Tartuffe, by Moliere, translated by Richard Wilbur
January 25–February 4, 2018
Directed by Bridget Grace Sheaff
A farce from the 17th century, Tartuffe employs witty rhyming couplets and classic characters in his sendup of society’s hypocrisies and privileges. Equally resonant for today’s audiences, the play shows the con man Tartuffe taking over a household right under the patriarch’s nose—unless reason prevails and the family can expose him.
Cleante: Shaquille Stewart
Damis: J.C. Payne
Dorine: Jasmine Jones
Elmire: Heather Benjamin
Loyal: Willem Krumich
Mariane: Amber James
Orgon: Steve Lebens
Pernelle: Tiffany Garfinkle
Tartuffe: Jonathan Rizzardi
Valere: Erik Harrison
Producer: Heather Benjamin
Director: Bridget Grace Sheaff
Stage Manager: Caelan Tietze
Rehearsal Stage Manager: Amanda Gamage
Set Designer: Dean Leong
Lighting Designer: E-hui Woo
Costume Designer: Randi Young
Sound Designer: Niusha Nawab
Bridget Grace Sheaff will direct this classic comedy by Moliere.
D.C. area directing credits include Nu Sass Productions: Exit Carolyn; We Happy Few Productions: The Dog in the Manger, Cyrano de Bergerac, A Midnight Dreary, Iphigenia; Spooky Action Theatre: Motherless Children; Source Festival: Static, The Physics of Now, Ball Drop; and Mead Theatre Lab: One Word More. Regional credits include Cape May Stage:Merry Melodies and Savage in Limbo. Assistant directing credits include Constellation Theatre: The Wild Party; Signature Theatre: Titanic; Spooky Action Theatre: Collaborators; Theater J: Sons of the Prophet; and Rorschach Theatre: very still & hard to see. Bridget Grace is the Casting Director/Associate Producer with We Happy Few Productions and has a BA from The Catholic University of America.
Tartuffe will be presented at:
Trinidad Theatre—Logan Fringe Arts Space
1358 Florida Ave. NE, Washington, DC 20002
A reading to fight hate
First performed in 1988, the play explores the white supremacist movement in America through the trial of a paramilitary group for the murder of a Jewish talk radio host. Dietz lays bare the subculture of hate that many of us would have liked to think represent only a few individuals on the fringes of society, and it is eerie and disturbing how contemporary this play seems 30 years later.

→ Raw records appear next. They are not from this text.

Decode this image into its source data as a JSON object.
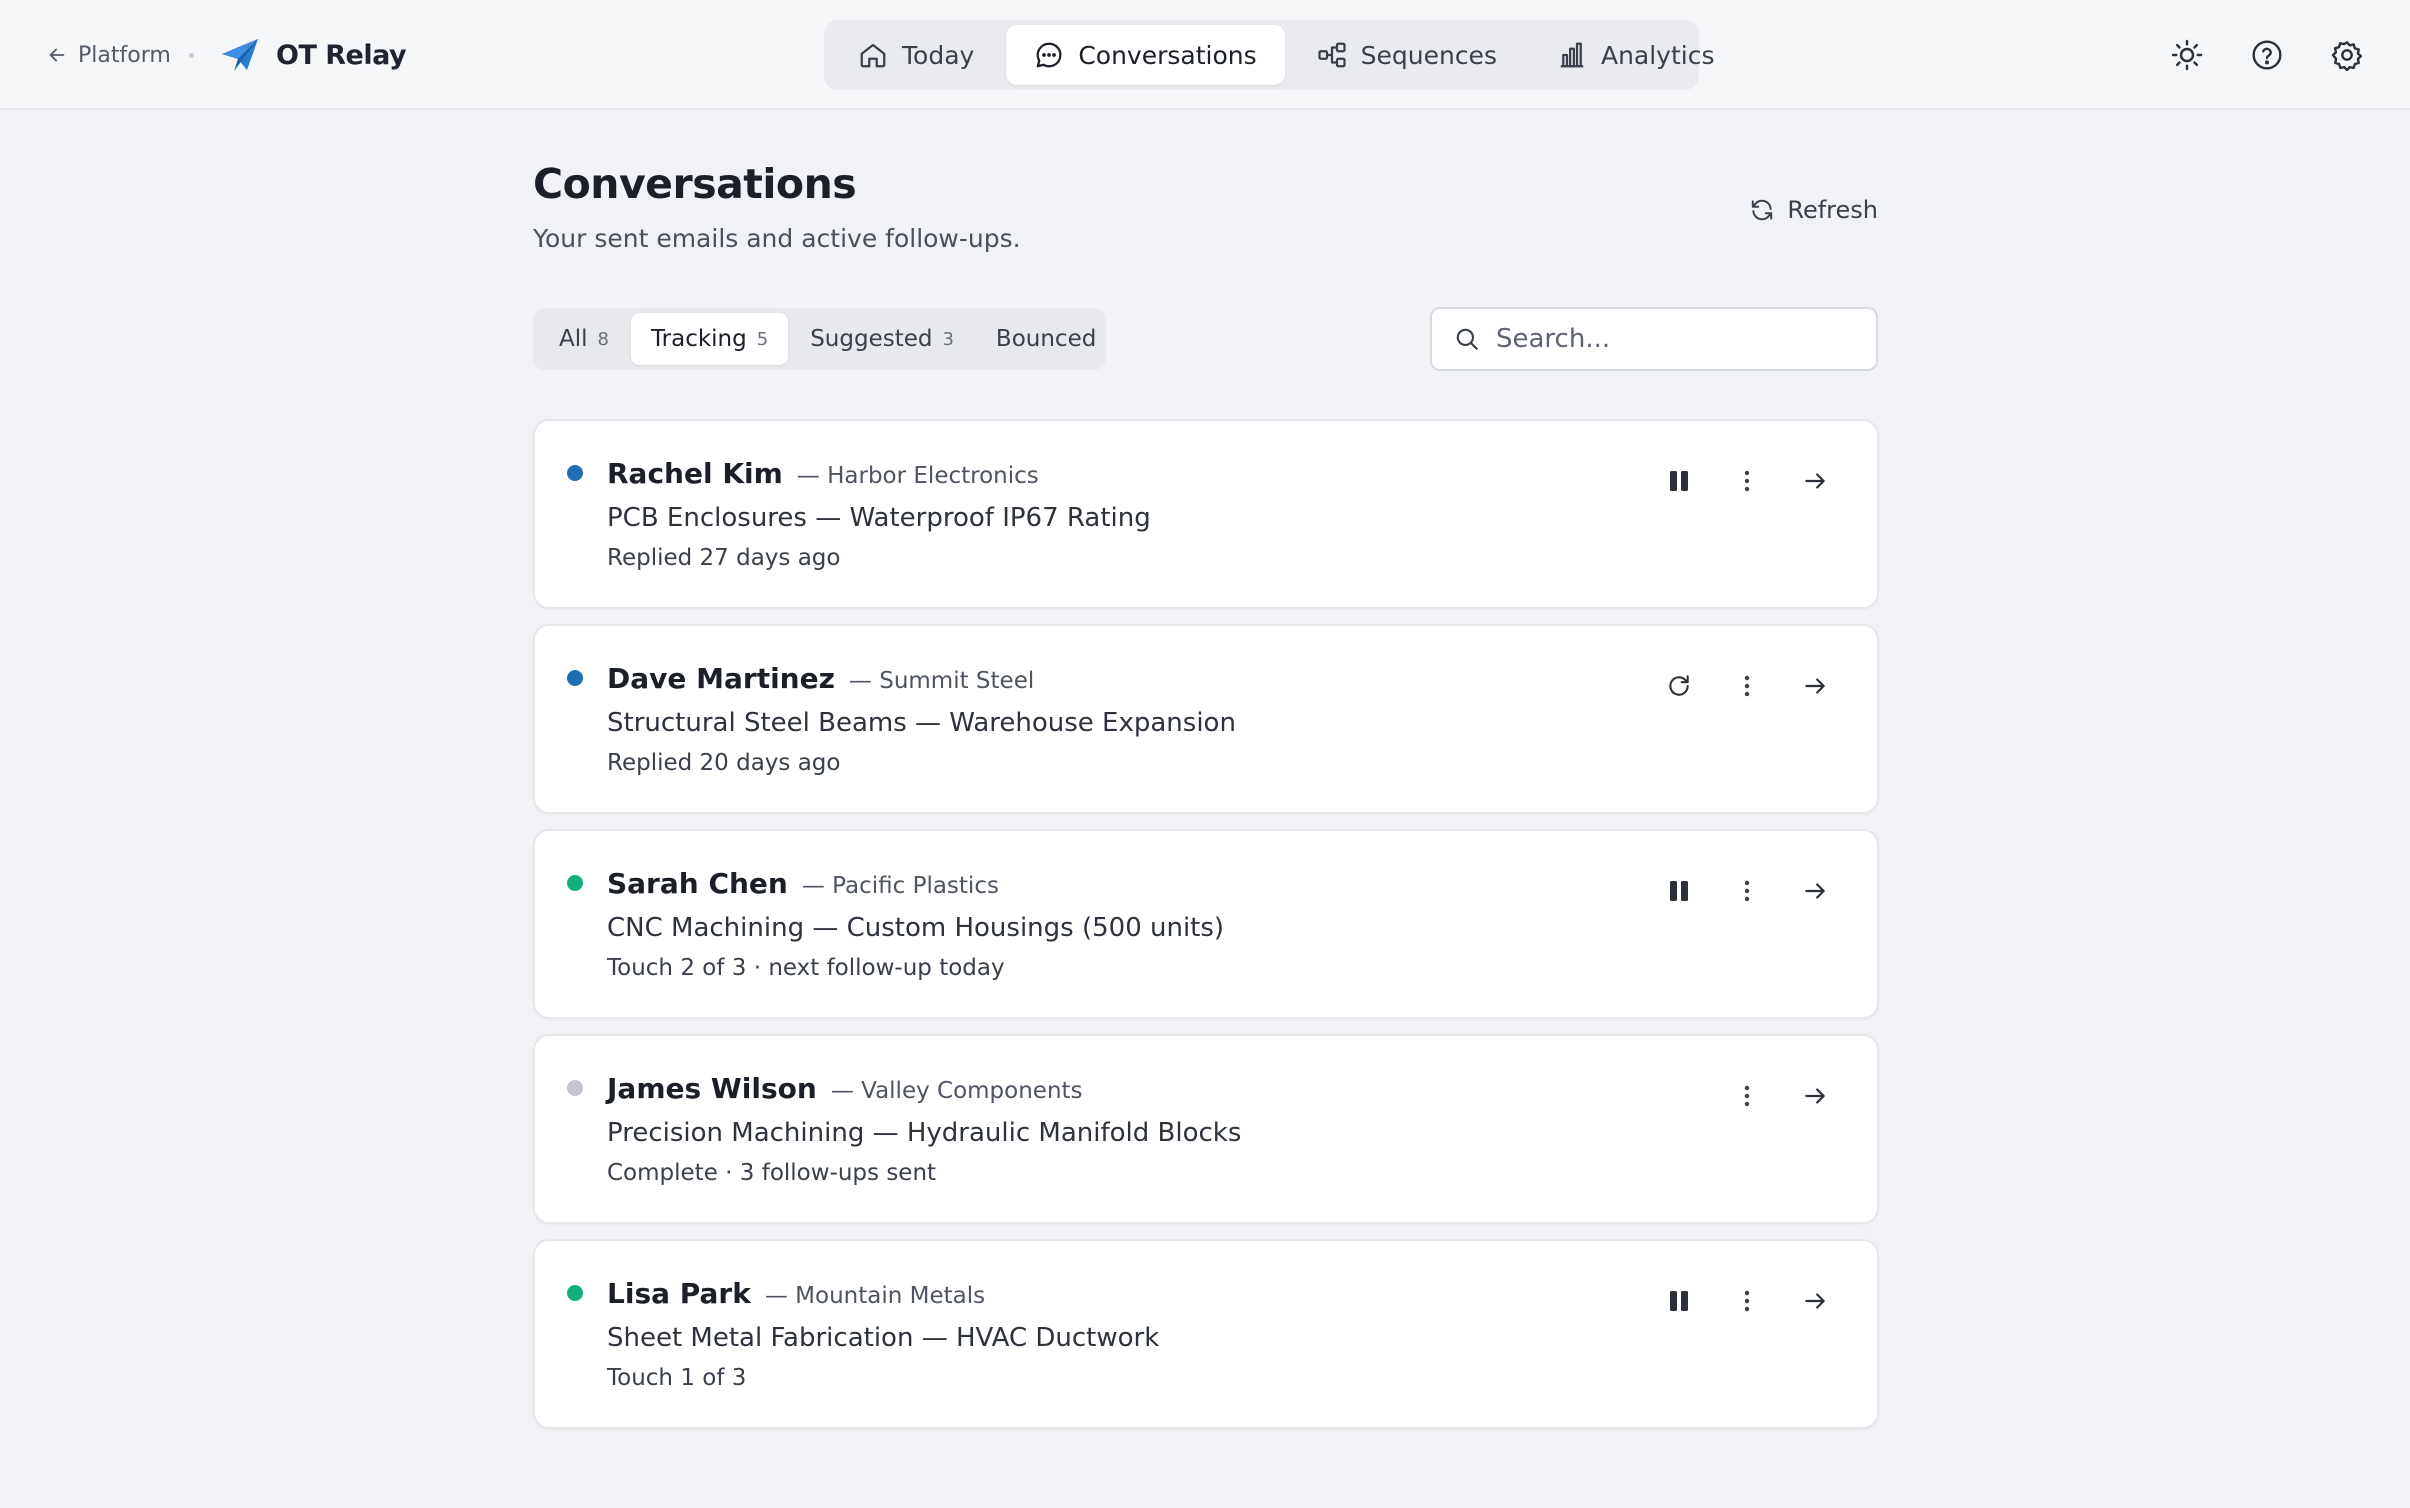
{
  "topbar": {
    "back_label": "Platform",
    "brand": "OT Relay",
    "nav": [
      {
        "label": "Today",
        "icon": "home-icon",
        "active": false
      },
      {
        "label": "Conversations",
        "icon": "chat-icon",
        "active": true
      },
      {
        "label": "Sequences",
        "icon": "sequences-icon",
        "active": false
      },
      {
        "label": "Analytics",
        "icon": "bar-chart-icon",
        "active": false
      }
    ],
    "right_icons": [
      "sun-icon",
      "help-icon",
      "gear-icon"
    ]
  },
  "page": {
    "title": "Conversations",
    "subtitle": "Your sent emails and active follow-ups.",
    "refresh_label": "Refresh"
  },
  "filters": [
    {
      "label": "All",
      "count": "8",
      "active": false
    },
    {
      "label": "Tracking",
      "count": "5",
      "active": true
    },
    {
      "label": "Suggested",
      "count": "3",
      "active": false
    },
    {
      "label": "Bounced",
      "count": "",
      "active": false
    }
  ],
  "search": {
    "placeholder": "Search...",
    "value": ""
  },
  "conversations": [
    {
      "name": "Rachel Kim",
      "company": "— Harbor Electronics",
      "subject": "PCB Enclosures — Waterproof IP67 Rating",
      "status": "Replied 27 days ago",
      "dot_color": "#1f6fb5",
      "primary_action": "pause"
    },
    {
      "name": "Dave Martinez",
      "company": "— Summit Steel",
      "subject": "Structural Steel Beams — Warehouse Expansion",
      "status": "Replied 20 days ago",
      "dot_color": "#1f6fb5",
      "primary_action": "resume"
    },
    {
      "name": "Sarah Chen",
      "company": "— Pacific Plastics",
      "subject": "CNC Machining — Custom Housings (500 units)",
      "status": "Touch 2 of 3 · next follow-up today",
      "dot_color": "#12b07a",
      "primary_action": "pause"
    },
    {
      "name": "James Wilson",
      "company": "— Valley Components",
      "subject": "Precision Machining — Hydraulic Manifold Blocks",
      "status": "Complete · 3 follow-ups sent",
      "dot_color": "#c4c7cd",
      "primary_action": "none"
    },
    {
      "name": "Lisa Park",
      "company": "— Mountain Metals",
      "subject": "Sheet Metal Fabrication — HVAC Ductwork",
      "status": "Touch 1 of 3",
      "dot_color": "#12b07a",
      "primary_action": "pause"
    }
  ]
}
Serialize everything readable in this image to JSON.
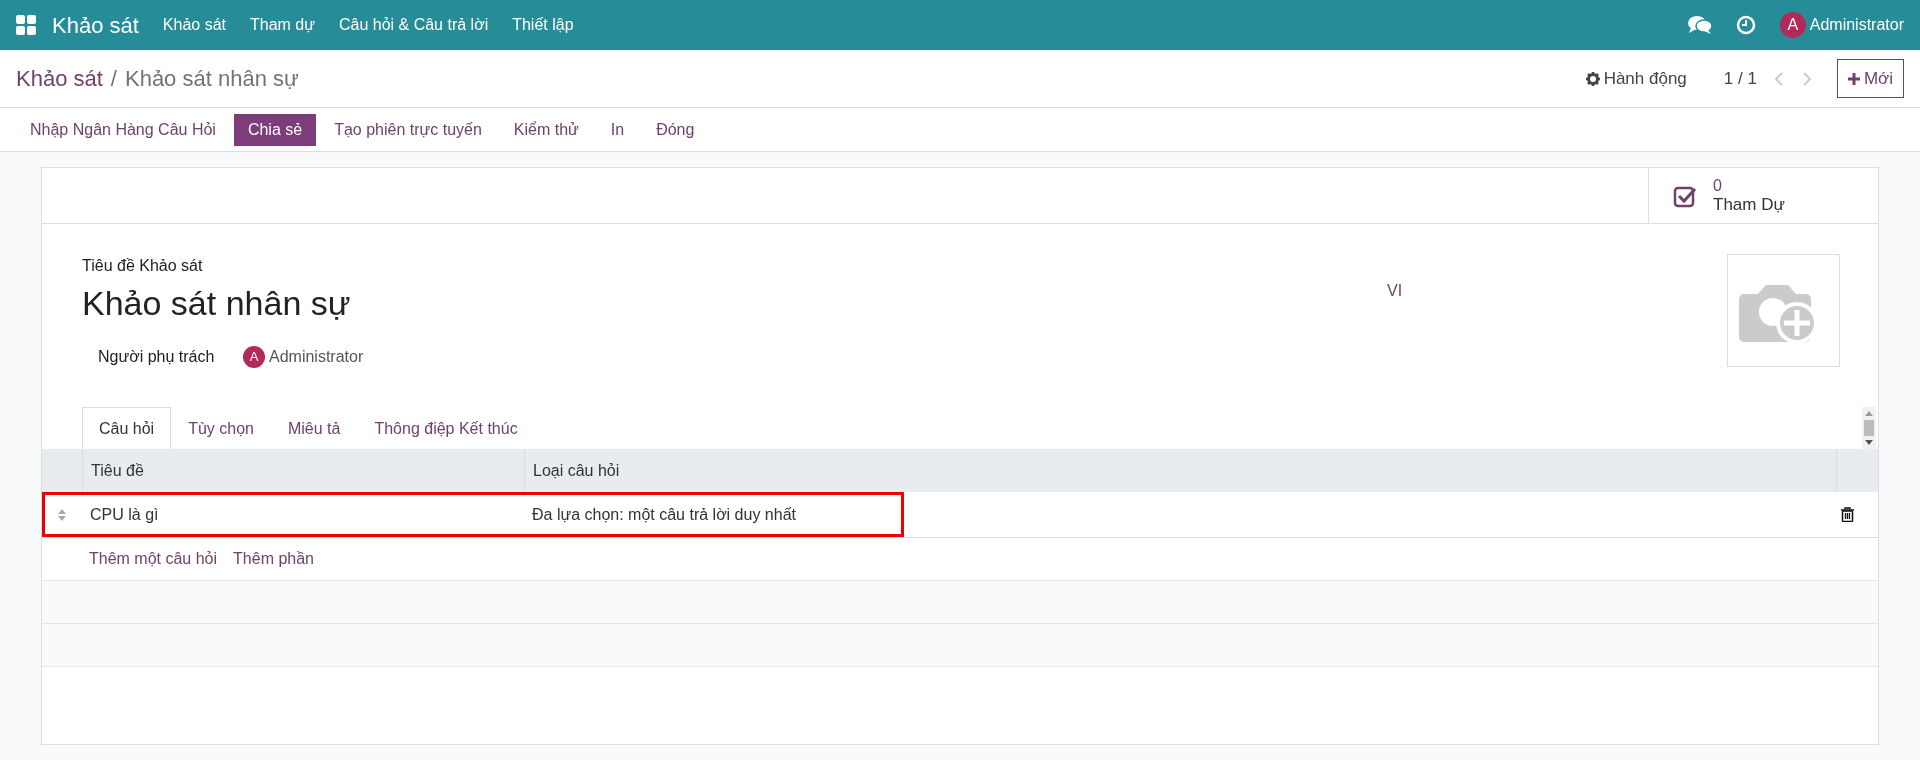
{
  "navbar": {
    "app_name": "Khảo sát",
    "menu": [
      "Khảo sát",
      "Tham dự",
      "Câu hỏi & Câu trả lời",
      "Thiết lập"
    ],
    "user": {
      "initial": "A",
      "name": "Administrator"
    }
  },
  "breadcrumb": {
    "parent": "Khảo sát",
    "separator": "/",
    "current": "Khảo sát nhân sự"
  },
  "control_panel": {
    "action": "Hành động",
    "pager": "1 / 1",
    "new_button": "Mới"
  },
  "buttons": [
    {
      "label": "Nhập Ngân Hàng Câu Hỏi",
      "selected": false
    },
    {
      "label": "Chia sẻ",
      "selected": true
    },
    {
      "label": "Tạo phiên trực tuyến",
      "selected": false
    },
    {
      "label": "Kiểm thử",
      "selected": false
    },
    {
      "label": "In",
      "selected": false
    },
    {
      "label": "Đóng",
      "selected": false
    }
  ],
  "stat_button": {
    "value": "0",
    "label": "Tham Dự"
  },
  "form": {
    "title_label": "Tiêu đề Khảo sát",
    "title": "Khảo sát nhân sự",
    "language": "VI",
    "responsible_label": "Người phụ trách",
    "responsible": {
      "initial": "A",
      "name": "Administrator"
    }
  },
  "tabs": [
    {
      "label": "Câu hỏi",
      "selected": true
    },
    {
      "label": "Tùy chọn",
      "selected": false
    },
    {
      "label": "Miêu tả",
      "selected": false
    },
    {
      "label": "Thông điệp Kết thúc",
      "selected": false
    }
  ],
  "table": {
    "columns": [
      "Tiêu đề",
      "Loại câu hỏi"
    ],
    "rows": [
      {
        "title": "CPU là gì",
        "type": "Đa lựa chọn: một câu trả lời duy nhất",
        "highlighted": true
      }
    ],
    "add_links": [
      "Thêm một câu hỏi",
      "Thêm phần"
    ]
  }
}
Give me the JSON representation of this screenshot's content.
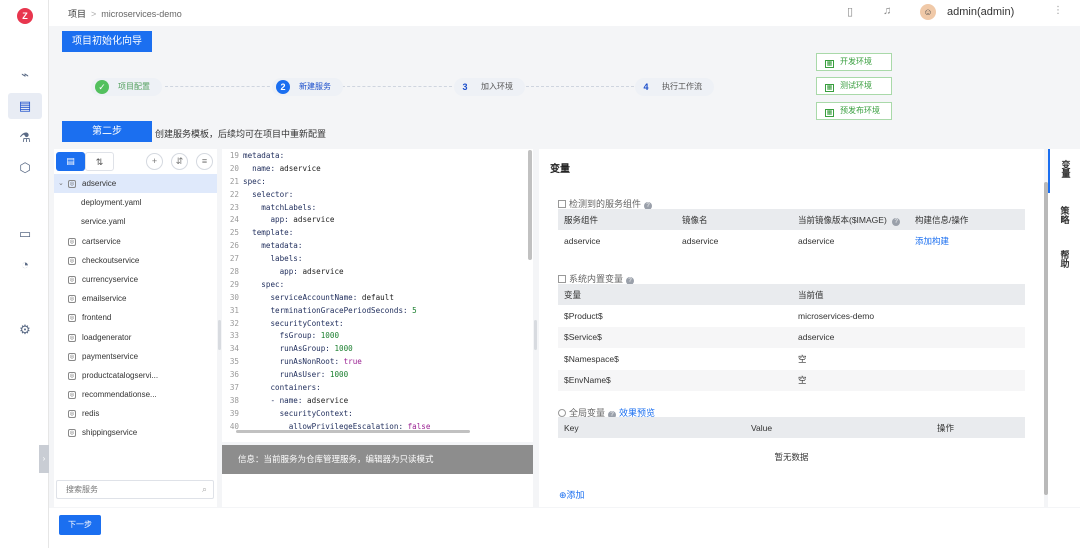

This reading benefited the work of the Southern Poverty Law Center, which works to track, expose and litigate against hate groups as part of its mission. One reason we chose this organization is for its resources for the average person asking “What can I do?” and “How do I respond to these events in my community?” A representative of the SPLC spoke about their work at the organization and answered questions from the audience.